╭─ DATA TO EXAMINE
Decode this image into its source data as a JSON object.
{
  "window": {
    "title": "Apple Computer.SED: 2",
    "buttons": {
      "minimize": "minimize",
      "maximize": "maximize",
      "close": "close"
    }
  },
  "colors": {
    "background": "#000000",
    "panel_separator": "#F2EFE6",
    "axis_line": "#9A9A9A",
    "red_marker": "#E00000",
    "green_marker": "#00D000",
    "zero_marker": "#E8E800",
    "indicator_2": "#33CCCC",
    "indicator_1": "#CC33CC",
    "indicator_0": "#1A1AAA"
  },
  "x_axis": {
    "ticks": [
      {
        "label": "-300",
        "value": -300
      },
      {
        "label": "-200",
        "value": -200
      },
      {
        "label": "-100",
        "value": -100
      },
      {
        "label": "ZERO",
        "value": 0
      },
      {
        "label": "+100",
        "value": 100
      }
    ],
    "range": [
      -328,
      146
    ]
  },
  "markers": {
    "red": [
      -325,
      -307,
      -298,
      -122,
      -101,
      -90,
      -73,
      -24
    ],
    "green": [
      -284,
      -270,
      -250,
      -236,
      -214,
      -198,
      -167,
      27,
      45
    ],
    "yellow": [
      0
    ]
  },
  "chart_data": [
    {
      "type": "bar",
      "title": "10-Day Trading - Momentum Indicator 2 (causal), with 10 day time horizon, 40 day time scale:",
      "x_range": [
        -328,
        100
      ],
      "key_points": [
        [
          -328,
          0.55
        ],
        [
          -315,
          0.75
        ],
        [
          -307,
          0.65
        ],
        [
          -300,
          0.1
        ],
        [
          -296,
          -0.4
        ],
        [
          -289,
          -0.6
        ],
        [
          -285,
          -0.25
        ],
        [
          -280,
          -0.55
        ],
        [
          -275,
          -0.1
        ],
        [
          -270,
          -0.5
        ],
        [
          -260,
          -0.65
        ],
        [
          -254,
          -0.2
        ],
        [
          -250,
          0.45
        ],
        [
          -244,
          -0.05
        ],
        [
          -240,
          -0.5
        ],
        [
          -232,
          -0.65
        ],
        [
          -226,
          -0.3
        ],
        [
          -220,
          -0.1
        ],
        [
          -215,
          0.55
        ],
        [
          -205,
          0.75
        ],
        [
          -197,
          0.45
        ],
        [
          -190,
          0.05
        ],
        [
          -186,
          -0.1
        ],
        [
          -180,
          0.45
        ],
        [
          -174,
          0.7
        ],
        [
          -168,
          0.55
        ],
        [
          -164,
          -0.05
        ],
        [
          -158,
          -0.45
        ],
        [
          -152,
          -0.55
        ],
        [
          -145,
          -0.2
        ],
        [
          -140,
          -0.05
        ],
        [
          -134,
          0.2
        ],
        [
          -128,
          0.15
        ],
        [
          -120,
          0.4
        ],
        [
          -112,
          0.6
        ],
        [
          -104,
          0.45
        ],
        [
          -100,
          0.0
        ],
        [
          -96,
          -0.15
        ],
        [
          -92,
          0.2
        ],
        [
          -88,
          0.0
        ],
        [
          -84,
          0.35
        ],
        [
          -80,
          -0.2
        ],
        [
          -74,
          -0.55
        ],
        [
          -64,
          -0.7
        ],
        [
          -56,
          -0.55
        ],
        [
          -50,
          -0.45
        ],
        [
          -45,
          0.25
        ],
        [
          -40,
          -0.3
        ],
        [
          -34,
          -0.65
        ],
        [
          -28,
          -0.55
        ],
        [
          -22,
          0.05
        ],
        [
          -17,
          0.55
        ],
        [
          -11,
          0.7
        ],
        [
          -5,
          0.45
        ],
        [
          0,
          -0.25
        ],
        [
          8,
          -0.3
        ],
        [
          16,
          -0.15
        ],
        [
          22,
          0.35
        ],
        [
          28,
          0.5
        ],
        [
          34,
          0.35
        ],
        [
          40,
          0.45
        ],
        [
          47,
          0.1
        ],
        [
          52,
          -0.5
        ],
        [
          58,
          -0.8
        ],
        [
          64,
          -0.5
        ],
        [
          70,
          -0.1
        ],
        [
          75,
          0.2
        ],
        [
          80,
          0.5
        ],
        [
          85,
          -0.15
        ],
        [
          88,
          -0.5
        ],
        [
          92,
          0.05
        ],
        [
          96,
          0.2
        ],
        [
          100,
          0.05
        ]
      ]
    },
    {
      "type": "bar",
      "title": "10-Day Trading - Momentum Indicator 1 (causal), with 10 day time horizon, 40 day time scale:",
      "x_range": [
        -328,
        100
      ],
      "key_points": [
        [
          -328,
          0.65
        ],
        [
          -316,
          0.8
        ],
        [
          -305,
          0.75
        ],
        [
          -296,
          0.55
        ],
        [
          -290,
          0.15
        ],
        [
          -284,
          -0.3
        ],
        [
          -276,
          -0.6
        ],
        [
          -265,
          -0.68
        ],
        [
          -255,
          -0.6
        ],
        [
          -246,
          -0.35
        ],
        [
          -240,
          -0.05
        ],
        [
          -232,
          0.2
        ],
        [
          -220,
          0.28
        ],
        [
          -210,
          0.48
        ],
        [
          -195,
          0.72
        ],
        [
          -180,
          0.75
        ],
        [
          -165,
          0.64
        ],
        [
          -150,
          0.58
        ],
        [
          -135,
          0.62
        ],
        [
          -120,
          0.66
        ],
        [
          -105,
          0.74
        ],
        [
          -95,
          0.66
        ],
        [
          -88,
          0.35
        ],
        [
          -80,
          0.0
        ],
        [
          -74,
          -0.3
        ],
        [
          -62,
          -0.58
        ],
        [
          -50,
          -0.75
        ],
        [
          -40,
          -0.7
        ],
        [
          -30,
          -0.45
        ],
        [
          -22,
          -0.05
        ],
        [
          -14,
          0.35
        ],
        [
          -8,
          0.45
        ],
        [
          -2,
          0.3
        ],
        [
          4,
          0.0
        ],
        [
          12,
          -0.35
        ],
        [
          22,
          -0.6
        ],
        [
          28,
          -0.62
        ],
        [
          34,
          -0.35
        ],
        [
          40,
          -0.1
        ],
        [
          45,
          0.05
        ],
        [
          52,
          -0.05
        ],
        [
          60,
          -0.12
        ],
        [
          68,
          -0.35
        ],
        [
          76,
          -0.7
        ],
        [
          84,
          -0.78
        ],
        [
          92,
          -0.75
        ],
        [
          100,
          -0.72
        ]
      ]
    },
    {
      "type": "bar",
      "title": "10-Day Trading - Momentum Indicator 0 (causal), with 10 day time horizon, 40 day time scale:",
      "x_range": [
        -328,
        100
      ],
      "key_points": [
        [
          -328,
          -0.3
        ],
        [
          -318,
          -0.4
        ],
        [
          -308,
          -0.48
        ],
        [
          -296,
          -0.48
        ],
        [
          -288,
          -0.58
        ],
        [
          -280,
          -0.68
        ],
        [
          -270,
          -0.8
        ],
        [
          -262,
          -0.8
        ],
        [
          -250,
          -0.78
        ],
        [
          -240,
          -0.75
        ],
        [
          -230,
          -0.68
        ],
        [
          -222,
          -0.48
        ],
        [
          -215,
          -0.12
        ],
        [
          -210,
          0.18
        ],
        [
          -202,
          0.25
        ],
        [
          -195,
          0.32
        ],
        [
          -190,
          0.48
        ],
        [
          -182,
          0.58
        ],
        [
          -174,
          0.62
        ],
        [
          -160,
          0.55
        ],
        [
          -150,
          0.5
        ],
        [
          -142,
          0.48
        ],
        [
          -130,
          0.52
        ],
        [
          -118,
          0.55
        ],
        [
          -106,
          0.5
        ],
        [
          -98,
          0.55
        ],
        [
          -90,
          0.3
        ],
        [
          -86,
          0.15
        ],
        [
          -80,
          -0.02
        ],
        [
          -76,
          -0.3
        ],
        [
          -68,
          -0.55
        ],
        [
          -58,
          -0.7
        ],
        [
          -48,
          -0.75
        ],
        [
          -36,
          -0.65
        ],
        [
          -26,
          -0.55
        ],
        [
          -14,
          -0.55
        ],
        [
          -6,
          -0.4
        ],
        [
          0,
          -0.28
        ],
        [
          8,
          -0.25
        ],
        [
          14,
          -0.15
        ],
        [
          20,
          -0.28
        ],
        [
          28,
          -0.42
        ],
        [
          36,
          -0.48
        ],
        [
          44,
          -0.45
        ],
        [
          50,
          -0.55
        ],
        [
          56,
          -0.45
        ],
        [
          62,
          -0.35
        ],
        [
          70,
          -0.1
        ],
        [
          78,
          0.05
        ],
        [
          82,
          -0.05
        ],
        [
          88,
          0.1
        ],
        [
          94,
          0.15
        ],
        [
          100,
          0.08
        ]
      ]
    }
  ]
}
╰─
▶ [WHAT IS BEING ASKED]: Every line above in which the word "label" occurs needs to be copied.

▶ [YOUR SOLUTION]:
        "label": "-300",
        "label": "-200",
        "label": "-100",
        "label": "ZERO",
        "label": "+100",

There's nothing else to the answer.